Allow Symfony bundles to have plugins

v1.1.1 2016-01-19 18:38 UTC

README

By Matthias Noback

Build Status Coverage Status

This package helps you create extensible bundles, by introducing a plugin system for bundles. Each bundle plugin can define its own services and configuration. This basically makes your bundles conform to the open/closed principle.

Setup

Install this library in your project by running

composer require matthiasnoback/symfony-bundle-plugins

Example

First, your bundle should extend BundleWithPlugins. You need to implement the getAlias method. It should return the name of your bundle's configuration key (as it will be used in config.yml for instance).

use Matthias\BundlePlugins\BundleWithPlugins;

class DemoBundle extends BundleWithPlugins
{
    protected function getAlias()
    {
        return 'demo';
    }
}

Each plugin for the bundle should implement BundlePlugin:

use Matthias\BundlePlugins\BundlePlugin;
use Symfony\Component\Config\Definition\Builder\ArrayNodeDefinition;
use Symfony\Component\Config\FileLocator;
use Symfony\Component\DependencyInjection\ContainerBuilder;
use Symfony\Component\DependencyInjection\ContainerInterface;
use Symfony\Component\DependencyInjection\Loader\YamlFileLoader;
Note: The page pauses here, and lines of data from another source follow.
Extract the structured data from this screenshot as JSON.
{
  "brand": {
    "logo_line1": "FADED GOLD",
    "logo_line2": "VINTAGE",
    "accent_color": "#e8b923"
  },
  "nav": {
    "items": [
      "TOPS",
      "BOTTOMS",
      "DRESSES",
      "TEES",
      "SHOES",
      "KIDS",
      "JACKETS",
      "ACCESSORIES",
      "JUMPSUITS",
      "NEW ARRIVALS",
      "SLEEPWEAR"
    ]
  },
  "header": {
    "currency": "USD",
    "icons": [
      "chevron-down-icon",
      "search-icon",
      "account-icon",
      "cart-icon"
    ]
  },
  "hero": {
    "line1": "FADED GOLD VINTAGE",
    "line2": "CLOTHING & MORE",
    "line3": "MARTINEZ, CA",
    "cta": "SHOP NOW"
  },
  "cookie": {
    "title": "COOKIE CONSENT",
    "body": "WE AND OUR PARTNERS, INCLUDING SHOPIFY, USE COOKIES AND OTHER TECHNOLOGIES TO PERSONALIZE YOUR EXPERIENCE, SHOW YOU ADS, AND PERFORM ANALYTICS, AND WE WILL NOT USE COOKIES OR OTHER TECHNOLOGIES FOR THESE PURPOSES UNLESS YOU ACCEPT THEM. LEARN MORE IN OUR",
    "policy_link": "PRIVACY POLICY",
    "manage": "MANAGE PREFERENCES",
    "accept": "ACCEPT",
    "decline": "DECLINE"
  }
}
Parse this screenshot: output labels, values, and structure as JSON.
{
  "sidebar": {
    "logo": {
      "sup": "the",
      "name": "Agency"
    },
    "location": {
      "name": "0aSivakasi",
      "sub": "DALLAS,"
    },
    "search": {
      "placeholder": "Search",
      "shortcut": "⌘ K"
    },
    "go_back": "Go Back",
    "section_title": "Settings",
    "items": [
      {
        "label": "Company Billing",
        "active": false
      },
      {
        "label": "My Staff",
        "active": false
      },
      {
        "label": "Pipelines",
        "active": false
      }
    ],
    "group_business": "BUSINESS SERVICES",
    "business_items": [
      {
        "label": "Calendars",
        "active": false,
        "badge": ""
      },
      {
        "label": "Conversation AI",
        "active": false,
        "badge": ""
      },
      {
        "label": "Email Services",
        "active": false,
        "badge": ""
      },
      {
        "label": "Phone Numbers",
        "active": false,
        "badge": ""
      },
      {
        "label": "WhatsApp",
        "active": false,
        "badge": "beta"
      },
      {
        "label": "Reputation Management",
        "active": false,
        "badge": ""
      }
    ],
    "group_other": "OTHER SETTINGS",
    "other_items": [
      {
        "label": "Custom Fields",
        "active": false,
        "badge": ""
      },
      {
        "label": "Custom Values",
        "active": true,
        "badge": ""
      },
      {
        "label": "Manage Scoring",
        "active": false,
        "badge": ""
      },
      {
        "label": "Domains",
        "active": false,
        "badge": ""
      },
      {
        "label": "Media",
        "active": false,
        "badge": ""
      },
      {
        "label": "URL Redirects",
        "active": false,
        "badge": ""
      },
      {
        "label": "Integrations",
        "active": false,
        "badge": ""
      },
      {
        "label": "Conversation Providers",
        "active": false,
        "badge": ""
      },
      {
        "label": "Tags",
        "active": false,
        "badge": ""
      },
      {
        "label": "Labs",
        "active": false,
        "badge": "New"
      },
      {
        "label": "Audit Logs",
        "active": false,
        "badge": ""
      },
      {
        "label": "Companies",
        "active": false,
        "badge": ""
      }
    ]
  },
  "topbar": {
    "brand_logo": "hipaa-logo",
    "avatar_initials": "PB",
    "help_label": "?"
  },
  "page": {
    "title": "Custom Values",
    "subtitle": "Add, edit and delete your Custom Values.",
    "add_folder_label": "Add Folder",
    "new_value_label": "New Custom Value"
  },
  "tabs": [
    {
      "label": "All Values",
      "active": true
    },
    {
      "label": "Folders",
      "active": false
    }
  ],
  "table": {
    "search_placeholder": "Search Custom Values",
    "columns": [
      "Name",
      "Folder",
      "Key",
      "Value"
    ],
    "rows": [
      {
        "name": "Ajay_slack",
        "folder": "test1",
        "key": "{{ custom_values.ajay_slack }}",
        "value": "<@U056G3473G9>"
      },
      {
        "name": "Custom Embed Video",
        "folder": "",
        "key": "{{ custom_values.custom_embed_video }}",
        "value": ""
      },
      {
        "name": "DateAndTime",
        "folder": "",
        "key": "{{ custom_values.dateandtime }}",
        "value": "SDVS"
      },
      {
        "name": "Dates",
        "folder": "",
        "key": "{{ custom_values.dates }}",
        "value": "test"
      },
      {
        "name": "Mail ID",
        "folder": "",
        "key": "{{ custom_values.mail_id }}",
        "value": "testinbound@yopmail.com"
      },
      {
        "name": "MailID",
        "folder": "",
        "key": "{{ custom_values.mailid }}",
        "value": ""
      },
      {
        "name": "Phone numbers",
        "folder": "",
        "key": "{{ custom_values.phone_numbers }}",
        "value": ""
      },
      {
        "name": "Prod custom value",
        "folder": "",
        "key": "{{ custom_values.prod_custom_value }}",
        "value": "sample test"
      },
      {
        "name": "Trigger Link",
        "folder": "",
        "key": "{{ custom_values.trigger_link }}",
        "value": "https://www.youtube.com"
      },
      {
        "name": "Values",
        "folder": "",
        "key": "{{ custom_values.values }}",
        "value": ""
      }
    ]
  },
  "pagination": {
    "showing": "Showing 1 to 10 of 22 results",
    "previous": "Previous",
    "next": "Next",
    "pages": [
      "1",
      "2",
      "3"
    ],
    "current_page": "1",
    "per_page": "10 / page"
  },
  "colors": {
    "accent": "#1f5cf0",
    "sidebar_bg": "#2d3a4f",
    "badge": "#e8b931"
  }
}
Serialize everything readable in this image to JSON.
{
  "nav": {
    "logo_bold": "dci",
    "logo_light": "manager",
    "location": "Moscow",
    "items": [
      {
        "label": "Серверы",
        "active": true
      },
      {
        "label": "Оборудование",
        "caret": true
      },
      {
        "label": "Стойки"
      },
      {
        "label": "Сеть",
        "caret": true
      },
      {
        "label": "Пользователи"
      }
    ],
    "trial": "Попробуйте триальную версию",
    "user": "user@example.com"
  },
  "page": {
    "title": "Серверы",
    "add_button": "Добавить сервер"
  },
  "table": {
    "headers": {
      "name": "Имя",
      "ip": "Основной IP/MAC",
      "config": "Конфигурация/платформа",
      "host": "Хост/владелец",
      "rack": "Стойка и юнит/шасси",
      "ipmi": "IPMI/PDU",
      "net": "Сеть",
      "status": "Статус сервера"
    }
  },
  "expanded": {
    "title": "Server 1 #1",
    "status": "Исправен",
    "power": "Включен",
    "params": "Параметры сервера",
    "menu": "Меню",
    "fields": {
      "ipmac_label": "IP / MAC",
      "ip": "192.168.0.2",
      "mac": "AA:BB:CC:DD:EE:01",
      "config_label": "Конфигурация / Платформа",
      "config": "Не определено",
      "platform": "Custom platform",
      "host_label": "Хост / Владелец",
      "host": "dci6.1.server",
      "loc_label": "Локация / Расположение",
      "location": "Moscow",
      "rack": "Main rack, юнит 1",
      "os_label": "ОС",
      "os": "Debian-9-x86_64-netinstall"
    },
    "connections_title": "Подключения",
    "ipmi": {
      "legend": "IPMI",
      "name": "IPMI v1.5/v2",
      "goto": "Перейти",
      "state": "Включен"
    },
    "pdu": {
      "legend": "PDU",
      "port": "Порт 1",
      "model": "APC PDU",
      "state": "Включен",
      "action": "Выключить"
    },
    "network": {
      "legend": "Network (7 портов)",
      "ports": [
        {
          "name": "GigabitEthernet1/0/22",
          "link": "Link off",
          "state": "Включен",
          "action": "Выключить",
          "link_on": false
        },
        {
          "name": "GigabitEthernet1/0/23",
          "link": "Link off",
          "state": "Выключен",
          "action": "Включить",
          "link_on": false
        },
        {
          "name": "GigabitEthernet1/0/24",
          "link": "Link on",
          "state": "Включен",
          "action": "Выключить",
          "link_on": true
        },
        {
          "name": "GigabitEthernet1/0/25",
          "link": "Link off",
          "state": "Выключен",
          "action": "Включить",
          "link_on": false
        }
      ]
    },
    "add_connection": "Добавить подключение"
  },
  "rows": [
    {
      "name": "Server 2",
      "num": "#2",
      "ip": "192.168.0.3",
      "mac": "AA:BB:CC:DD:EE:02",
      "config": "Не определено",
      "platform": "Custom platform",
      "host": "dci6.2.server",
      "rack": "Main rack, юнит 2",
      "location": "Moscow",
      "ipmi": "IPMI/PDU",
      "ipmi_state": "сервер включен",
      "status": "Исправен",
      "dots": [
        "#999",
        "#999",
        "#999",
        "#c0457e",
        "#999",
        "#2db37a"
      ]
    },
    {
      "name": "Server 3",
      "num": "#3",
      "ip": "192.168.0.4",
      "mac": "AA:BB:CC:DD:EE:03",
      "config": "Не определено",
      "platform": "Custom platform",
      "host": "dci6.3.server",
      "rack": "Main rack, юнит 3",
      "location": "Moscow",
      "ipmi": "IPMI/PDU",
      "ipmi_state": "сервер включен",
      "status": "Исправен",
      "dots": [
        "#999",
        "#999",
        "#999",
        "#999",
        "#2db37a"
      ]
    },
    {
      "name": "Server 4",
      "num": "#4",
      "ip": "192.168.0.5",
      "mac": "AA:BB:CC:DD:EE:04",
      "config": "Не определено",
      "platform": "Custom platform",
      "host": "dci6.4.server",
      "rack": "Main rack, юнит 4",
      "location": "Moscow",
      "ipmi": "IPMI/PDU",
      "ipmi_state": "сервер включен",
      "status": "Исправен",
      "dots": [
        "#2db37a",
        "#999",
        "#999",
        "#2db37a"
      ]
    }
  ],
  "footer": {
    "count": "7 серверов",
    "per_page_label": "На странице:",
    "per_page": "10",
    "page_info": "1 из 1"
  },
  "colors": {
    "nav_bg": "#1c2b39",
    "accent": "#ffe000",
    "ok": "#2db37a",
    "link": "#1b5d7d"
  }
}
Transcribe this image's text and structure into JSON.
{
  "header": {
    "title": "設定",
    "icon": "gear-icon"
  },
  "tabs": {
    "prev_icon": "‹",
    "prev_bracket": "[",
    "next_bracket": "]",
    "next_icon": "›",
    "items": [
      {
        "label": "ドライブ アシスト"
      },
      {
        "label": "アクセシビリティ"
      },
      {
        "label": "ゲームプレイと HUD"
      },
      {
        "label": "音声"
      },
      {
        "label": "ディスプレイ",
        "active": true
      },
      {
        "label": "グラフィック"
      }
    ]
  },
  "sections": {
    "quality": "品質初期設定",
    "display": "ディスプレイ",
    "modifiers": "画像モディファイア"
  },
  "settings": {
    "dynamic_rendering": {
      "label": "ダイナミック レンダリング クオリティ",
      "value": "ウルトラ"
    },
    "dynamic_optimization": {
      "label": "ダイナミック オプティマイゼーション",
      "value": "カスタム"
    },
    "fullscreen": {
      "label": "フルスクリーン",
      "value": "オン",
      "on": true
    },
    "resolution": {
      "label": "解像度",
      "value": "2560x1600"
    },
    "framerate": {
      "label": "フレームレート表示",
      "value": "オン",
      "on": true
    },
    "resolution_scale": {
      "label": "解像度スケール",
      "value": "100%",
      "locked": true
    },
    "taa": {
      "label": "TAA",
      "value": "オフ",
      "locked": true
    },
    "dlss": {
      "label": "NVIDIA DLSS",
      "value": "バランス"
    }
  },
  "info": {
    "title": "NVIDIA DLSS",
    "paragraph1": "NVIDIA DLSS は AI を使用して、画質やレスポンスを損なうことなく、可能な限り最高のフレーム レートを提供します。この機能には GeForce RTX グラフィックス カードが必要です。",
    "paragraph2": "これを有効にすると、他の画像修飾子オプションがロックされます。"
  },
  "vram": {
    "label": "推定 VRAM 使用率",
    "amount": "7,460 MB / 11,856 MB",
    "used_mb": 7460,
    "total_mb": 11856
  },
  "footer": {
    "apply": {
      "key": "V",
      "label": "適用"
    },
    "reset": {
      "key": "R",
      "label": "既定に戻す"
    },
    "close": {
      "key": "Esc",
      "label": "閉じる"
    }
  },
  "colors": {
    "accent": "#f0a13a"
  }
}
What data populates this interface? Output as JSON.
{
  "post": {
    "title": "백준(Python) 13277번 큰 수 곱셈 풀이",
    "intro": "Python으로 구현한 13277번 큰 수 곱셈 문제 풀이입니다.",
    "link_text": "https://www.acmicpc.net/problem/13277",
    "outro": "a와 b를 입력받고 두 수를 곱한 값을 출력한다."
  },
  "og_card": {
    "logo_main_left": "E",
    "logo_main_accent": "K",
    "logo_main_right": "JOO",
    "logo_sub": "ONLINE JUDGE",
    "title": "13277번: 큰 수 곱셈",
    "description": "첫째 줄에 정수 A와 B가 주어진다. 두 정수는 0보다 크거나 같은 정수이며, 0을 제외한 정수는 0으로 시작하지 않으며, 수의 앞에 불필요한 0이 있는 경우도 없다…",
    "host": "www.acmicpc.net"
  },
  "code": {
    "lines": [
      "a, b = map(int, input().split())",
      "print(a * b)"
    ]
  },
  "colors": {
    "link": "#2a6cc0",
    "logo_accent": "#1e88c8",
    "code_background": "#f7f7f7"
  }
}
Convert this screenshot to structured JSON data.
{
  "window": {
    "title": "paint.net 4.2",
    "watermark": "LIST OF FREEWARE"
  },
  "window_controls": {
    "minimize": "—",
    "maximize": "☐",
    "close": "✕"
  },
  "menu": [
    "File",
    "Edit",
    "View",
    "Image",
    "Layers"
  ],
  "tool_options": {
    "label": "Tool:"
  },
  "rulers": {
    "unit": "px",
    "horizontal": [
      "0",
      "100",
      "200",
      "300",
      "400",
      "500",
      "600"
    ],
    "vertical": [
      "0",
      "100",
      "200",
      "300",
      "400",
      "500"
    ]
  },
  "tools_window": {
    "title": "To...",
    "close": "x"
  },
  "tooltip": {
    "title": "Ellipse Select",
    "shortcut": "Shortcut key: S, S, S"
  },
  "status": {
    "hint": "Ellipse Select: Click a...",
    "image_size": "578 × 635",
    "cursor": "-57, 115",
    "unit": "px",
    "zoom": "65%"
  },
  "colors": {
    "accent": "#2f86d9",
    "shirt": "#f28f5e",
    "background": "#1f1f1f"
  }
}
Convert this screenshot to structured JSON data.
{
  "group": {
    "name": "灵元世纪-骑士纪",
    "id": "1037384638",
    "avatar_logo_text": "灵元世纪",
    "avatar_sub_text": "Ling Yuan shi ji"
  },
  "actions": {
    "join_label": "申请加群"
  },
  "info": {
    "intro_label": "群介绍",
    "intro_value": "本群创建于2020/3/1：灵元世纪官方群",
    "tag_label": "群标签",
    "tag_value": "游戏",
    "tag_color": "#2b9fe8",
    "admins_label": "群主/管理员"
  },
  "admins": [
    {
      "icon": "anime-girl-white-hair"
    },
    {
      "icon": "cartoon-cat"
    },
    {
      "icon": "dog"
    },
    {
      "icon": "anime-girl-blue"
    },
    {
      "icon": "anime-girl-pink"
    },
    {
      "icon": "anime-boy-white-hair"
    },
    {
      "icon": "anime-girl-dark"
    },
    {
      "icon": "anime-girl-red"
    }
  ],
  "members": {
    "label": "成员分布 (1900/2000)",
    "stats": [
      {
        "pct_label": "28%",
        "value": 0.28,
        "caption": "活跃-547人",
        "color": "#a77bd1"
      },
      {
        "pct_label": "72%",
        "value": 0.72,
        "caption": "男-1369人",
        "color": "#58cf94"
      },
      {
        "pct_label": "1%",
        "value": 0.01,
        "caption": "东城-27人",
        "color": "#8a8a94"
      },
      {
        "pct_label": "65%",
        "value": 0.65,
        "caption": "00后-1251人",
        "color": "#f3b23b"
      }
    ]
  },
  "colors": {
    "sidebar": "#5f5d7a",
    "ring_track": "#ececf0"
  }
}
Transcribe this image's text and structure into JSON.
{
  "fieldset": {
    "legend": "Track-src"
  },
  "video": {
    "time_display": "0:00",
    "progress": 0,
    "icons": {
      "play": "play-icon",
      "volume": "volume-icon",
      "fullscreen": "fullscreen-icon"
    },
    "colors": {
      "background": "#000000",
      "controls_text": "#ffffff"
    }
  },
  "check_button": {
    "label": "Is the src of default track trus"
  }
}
class FooPlugin implements BundlePlugin
{
    public function name()
    {
        return 'foo';
    }

    public function load(
        array $pluginConfiguration, 
        ContainerBuilder $container
    ) {
        // load specific service definitions for this plugin,
        // just like you would do in a bundle extension
        
        $loader = new YamlFileLoader($container, new FileLocator(__DIR__));
        $loader->load('foo.yml');
        
        // $pluginConfiguration contains just the values that are relevant 
        // for this plugin
    }

    public function addConfiguration(ArrayNodeDefinition $pluginNode)
    {
        // add plugin-specific configuration nodes, 
        // just like you would do in a bundle extension
    
        $pluginNode
            ->children()
                ->scalarNode('foo')
                ->isRequired()
            ->end();
    }
}

When instantiating this bundle in your AppKernel class, you can provide any number of BundlePlugin instances:

class AppKernel extends Kernel
{
    public function registerBundles()
    {
        return array(
            ...,
            new DemoBundle(array(new FooPlugin()))
        );
    }
}

If some of the plugins are required, just introduce a CorePlugin and make sure it is always registered by overriding your bundle's alwaysRegisteredPlugins() method:

class DemoBundle
{
    ...
    
    protected function alwaysRegisteredPlugins()
    {
        return array(new CorePlugin());
    }
}

Register compiler passes

When a bundle plugin needs to register a compiler pass, it can do so in its build() method.

class FooPlugin implements BundlePlugin
{
    ...
    
    public function build(ContainerBuilder $container)
    {
        $container->addCompilerPass(...);
    }
}

Booting a plugin

Whenever the main bundle is booted, plugins are allowed to do some runtime initialization as well. They can do this in their boot() method. At that time, the fully initialized service container is available:

class FooPlugin implements BundlePlugin
{
    ...
    
    public function boot(ContainerInterface $container)
    {
        // runtime initialization (will run when the kernel itself is 
        // booted)
    }
}

Simple plugins

If your plugin is quite simple (i.e. only needs a load() method), just make the plugin class extend SimpleBundlePlugin which contains stub implementations for the interface methods that you won't need.

Thanks

To @dennisdegreef for reviving the test suite of this project.